==== Supplied records ====

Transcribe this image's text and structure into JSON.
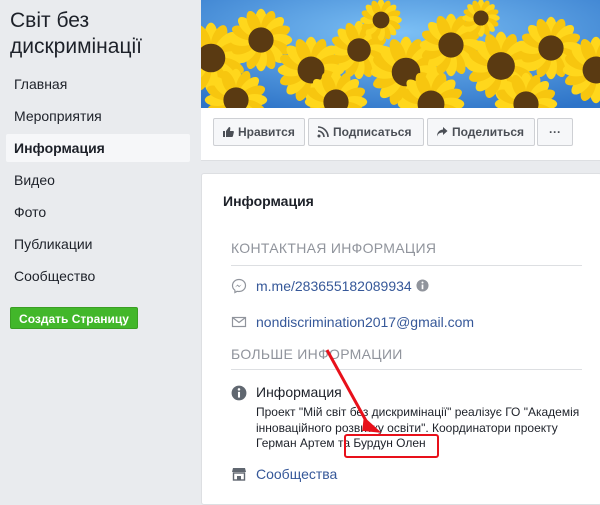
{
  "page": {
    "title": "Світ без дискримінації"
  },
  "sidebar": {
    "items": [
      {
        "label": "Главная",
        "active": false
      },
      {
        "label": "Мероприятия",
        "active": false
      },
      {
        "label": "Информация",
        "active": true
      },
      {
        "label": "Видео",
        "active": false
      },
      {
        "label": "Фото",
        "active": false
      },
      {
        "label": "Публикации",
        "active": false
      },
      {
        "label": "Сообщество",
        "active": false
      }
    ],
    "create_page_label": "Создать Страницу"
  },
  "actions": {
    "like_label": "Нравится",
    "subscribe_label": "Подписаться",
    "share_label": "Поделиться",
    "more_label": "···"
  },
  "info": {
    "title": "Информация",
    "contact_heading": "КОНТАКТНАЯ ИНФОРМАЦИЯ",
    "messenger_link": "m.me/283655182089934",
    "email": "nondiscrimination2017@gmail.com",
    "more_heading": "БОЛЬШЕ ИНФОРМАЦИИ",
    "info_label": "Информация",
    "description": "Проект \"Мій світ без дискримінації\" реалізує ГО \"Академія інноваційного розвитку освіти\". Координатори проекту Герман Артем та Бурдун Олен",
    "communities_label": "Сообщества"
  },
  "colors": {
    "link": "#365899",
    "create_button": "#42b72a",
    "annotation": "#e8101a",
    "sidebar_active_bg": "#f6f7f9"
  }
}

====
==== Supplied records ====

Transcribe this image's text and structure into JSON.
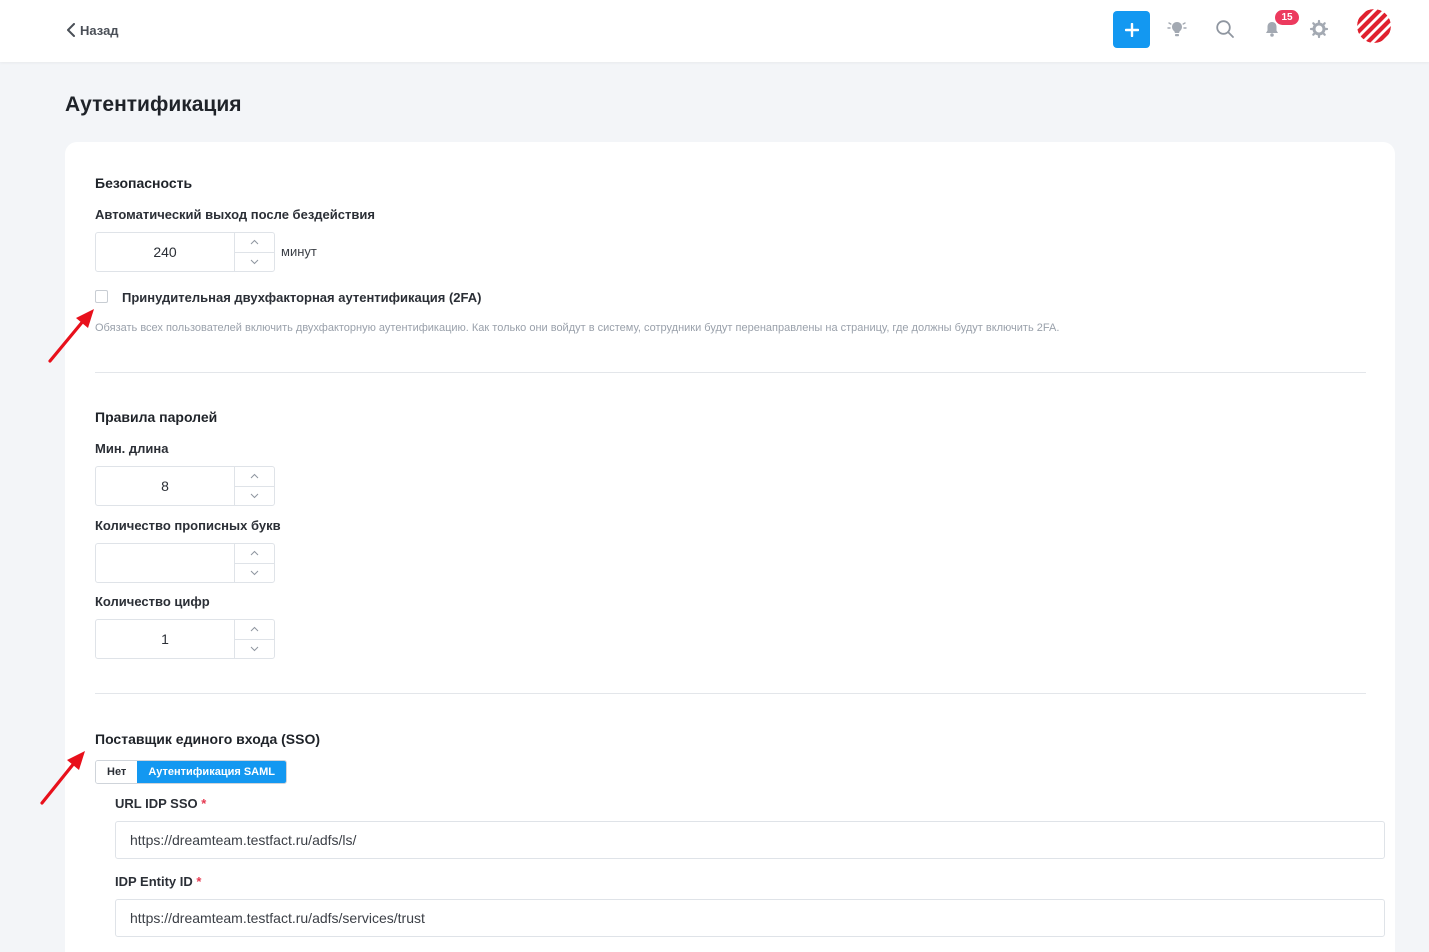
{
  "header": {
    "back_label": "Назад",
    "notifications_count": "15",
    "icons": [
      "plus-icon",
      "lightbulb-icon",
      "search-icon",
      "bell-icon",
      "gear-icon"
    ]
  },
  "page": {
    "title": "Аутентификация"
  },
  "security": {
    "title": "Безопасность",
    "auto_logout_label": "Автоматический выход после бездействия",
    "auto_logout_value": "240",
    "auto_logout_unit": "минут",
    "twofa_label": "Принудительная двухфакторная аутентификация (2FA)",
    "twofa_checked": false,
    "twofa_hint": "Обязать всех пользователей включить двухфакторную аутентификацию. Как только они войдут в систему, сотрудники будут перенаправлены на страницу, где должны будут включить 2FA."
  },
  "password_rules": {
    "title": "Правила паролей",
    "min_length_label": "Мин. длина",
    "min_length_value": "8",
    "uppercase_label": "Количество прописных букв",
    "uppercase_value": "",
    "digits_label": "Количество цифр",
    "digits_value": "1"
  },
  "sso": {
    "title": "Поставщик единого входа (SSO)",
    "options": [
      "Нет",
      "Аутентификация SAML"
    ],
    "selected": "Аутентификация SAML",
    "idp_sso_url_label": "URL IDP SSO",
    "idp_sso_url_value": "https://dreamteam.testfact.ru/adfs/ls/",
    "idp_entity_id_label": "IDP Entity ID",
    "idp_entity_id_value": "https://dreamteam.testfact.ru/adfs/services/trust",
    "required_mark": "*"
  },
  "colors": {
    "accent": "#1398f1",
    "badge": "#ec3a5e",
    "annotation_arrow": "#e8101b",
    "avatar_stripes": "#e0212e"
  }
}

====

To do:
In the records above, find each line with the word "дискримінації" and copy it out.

Answer section:
    "title": "Світ без дискримінації"
    "description": "Проект \"Мій світ без дискримінації\" реалізує ГО \"Академія інноваційного розвитку освіти\". Координатори проекту Герман Артем та Бурдун Олен",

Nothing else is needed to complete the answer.